In one form or another, safety management has always been at the forefront of developments in the air transport sector. The 2013 publication of Annex 19 – Safety Management provided adequate recognition on the importance of structured safety management systems in all operational domains of aviation.
The new Annex represented a paradigm shift towards a strong, data-driven safety analysis and management framework that supports the proactive identification of safety hazards, along with the necessary allocation of resources to proactively manage them. The data-driven and scientific approach to safety management was further strengthened in the second edition of Annex 19, which was published in 2016. This Annex requires States to implement data capturing and analysis systems.
ICAO and its Member States recognize the need for providing States with assistance and tools to meet the challenging requirements and tasks of data driven safety analysis. Though many States collect the appropriate safety data, they do not yet have the capacity to effectively analyse them. For this purpose, ICAO is launching Version 1 of the Safety Information Monitoring Service (SIMS).
This service is comprised of different modules that address an area of the aviation system, providing web-based applications on a secured platform for the analysis of respective safety data. These applications provide States with the capability to develop and monitor appropriate safety indicators to support the oversight of operator Safety Management Systems (SMS) and State Safety Programmes (SSP).
The SIMS concept was first presented during the South American Implementation Group Meeting (SAMIG/17) in 2016, at the ICAO Regional Office in Lima. Based on the positive feedback from States, the ICAO Integrated Aviation Analysis Section, in close coordination and partnership with the ICAO South American (SAM) Regional Office in Lima, decided to launch the SIMS in this region.

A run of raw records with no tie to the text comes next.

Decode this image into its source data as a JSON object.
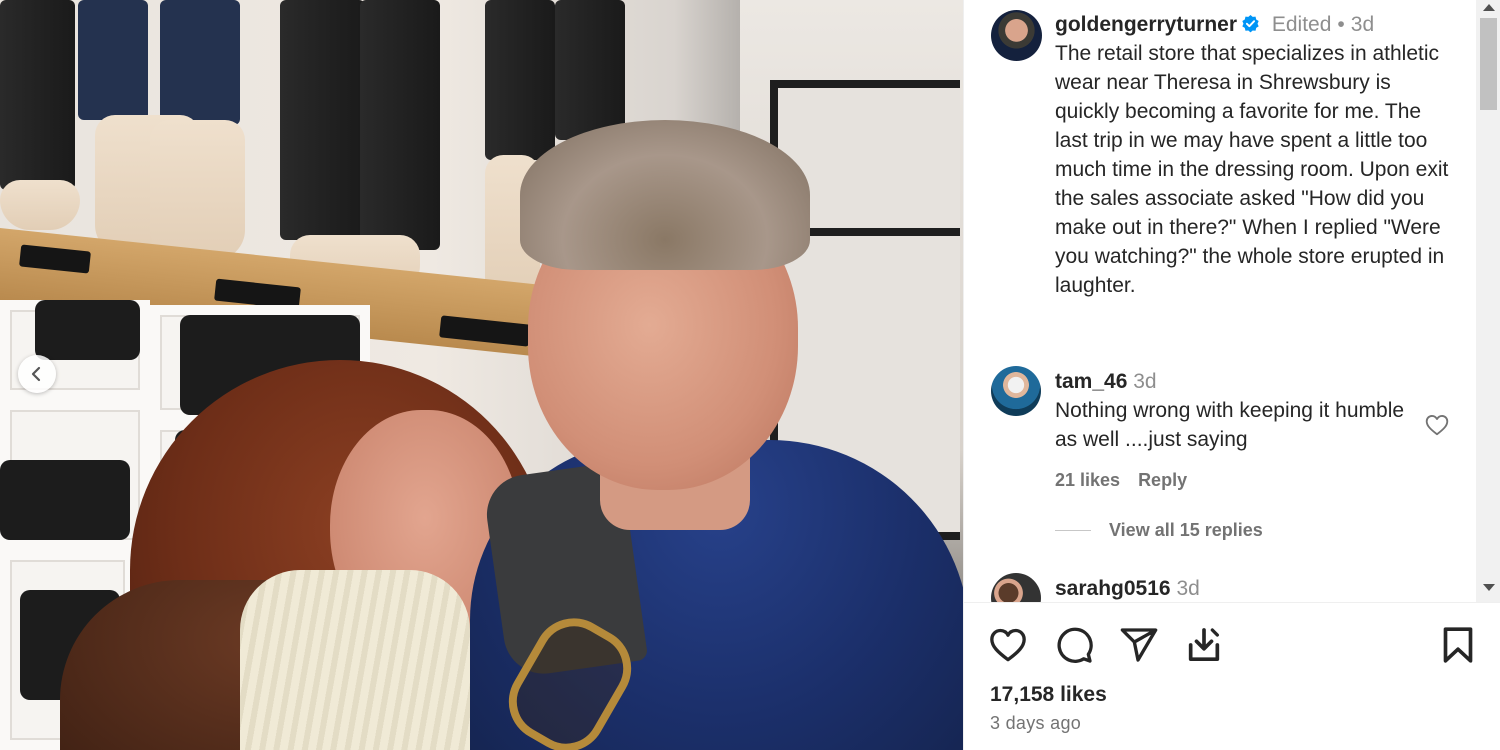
{
  "post": {
    "author": {
      "username": "goldengerryturner",
      "verified": true,
      "edited_label": "Edited",
      "separator": "•",
      "time": "3d"
    },
    "caption": "The retail store that specializes in athletic wear near Theresa in Shrewsbury is quickly becoming a favorite for me. The last trip in we may have spent a little too much time in the dressing room. Upon exit the sales associate asked \"How did you make out in there?\" When I replied \"Were you watching?\" the whole store erupted in laughter.",
    "comments": [
      {
        "username": "tam_46",
        "time": "3d",
        "text": "Nothing wrong with keeping it humble as well ....just saying",
        "likes_label": "21 likes",
        "reply_label": "Reply",
        "view_replies_label": "View all 15 replies"
      },
      {
        "username": "sarahg0516",
        "time": "3d"
      }
    ],
    "likes_label": "17,158 likes",
    "timestamp": "3 days ago"
  },
  "icons": {
    "verified": "verified-badge-icon",
    "heart": "heart-icon",
    "comment": "comment-icon",
    "share": "share-icon",
    "save_to_collection": "download-icon",
    "bookmark": "bookmark-icon",
    "carousel_prev": "chevron-left-icon"
  },
  "colors": {
    "verified_blue": "#0095f6",
    "text_primary": "#262626",
    "text_secondary": "#737373"
  }
}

The continued involvement in the Pan American Regional Aviation Safety Team (PA-RAST) allowed ICAO to identify the areas with the greatest safety concerns for the SAM region. This permitted the development of an application focused on the safe and efficient use of terminal airspace, the appropriate application and exchange of safety data derived from ramp inspection programmes, and operational safety data related to runway excursion and incursion risks. The three modules of SIMS concentrating on these areas are the Air Navigation Monitoring Module (ANM), the Ramp Inspection Module (RI), and the Operational Safety Data Module (OSD). Yet, the concept of these modules can make SIMS applicable to all regions.
Oscar Quesada, ICAO Deputy Regional Director for South America, noted that the “SAM Region has made an impressive improvement on Effective Implementation (EI) with the Universal Safety Oversight Audit Programme, placing South America as one of the most advance in the world. As we work on guarantee the sustainability of these results, safety management processes represent a huge opportunity for constantly improve aviation safety in a region in which air transport is expected to continue growing”.
ICAO is aggressively developing and refining the three initial SIMS Modules to make them available to a select group of States in the SAM region that had indicated their interest in participating in the early release. During the Pan America Regional Aviation Safety Team Meeting (PA-RAST/28) held in Santa Cruz, Bolivia from 23 to 25 May 2017, ICAO presented a demo of the service and welcomed Bolivia and Colombia as the first two States to benefit from the early release of the SIMS.
The SAM Office administers the expressions of interest from States in this region and advanced a roll out plan for an early release of SIMS. Over the next few months Bolivia and Colombia will provide valuable feedback on the service and will allow ICAO to further refine the applications available through the service. Additional States will be soon be added to the service. By the end of 2017 the remaining 11 States from the list of interested parties should also have access to the applicable modules.
Quesada emphasized that “SIMS will provide a very important source of safety information to be fed into the Safety Management process to properly identify risks and mitigate them. As Air Transport connectivity increases, general public is every day more demanding and overcritical in regards to aviation safety. We, the aviation people, have to be sensitive to this demands and satisfy them”
During the initial operational phase, the service will be limited in functionality, allowing participating States to have access to their own data and information only. To align with the 39th Assembly Resolution for the implementation of the Global Aviation Safety Plan and the associated exchange of information, the service will begin making appropriate information available to all participants, once the States agree to a Memorandum of Understanding for exchanging and sharing relevant Safety Information.
ICAO will continue to develop the SIMS modules and applications to make them available to other ICAO regions in the short future.
For more information regarding SIMS and its features you can contact email@example.com.